■ **Problem**
Below are some records; state how many of their lines contain the word "true", and add nothing.
○ ○ ○
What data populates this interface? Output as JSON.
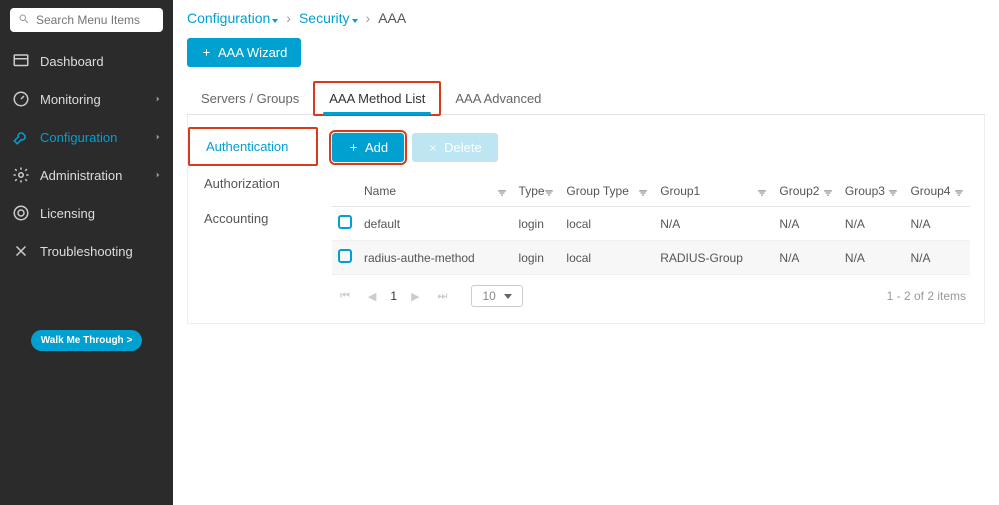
{
  "sidebar": {
    "search_placeholder": "Search Menu Items",
    "items": [
      {
        "label": "Dashboard",
        "icon": "dashboard",
        "expandable": false
      },
      {
        "label": "Monitoring",
        "icon": "gauge",
        "expandable": true
      },
      {
        "label": "Configuration",
        "icon": "wrench",
        "expandable": true,
        "active": true
      },
      {
        "label": "Administration",
        "icon": "gear",
        "expandable": true
      },
      {
        "label": "Licensing",
        "icon": "license",
        "expandable": false
      },
      {
        "label": "Troubleshooting",
        "icon": "tools",
        "expandable": false
      }
    ],
    "walk_label": "Walk Me Through >"
  },
  "breadcrumb": {
    "item1": "Configuration",
    "item2": "Security",
    "current": "AAA"
  },
  "wizard_button": "AAA Wizard",
  "tabs": {
    "t1": "Servers / Groups",
    "t2": "AAA Method List",
    "t3": "AAA Advanced"
  },
  "subtabs": {
    "s1": "Authentication",
    "s2": "Authorization",
    "s3": "Accounting"
  },
  "buttons": {
    "add": "Add",
    "delete": "Delete"
  },
  "table": {
    "headers": {
      "name": "Name",
      "type": "Type",
      "group_type": "Group Type",
      "group1": "Group1",
      "group2": "Group2",
      "group3": "Group3",
      "group4": "Group4"
    },
    "rows": [
      {
        "name": "default",
        "type": "login",
        "group_type": "local",
        "g1": "N/A",
        "g2": "N/A",
        "g3": "N/A",
        "g4": "N/A"
      },
      {
        "name": "radius-authe-method",
        "type": "login",
        "group_type": "local",
        "g1": "RADIUS-Group",
        "g2": "N/A",
        "g3": "N/A",
        "g4": "N/A"
      }
    ]
  },
  "pager": {
    "page": "1",
    "page_size": "10",
    "summary": "1 - 2 of 2 items"
  }
}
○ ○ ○
■ **Your solution**
4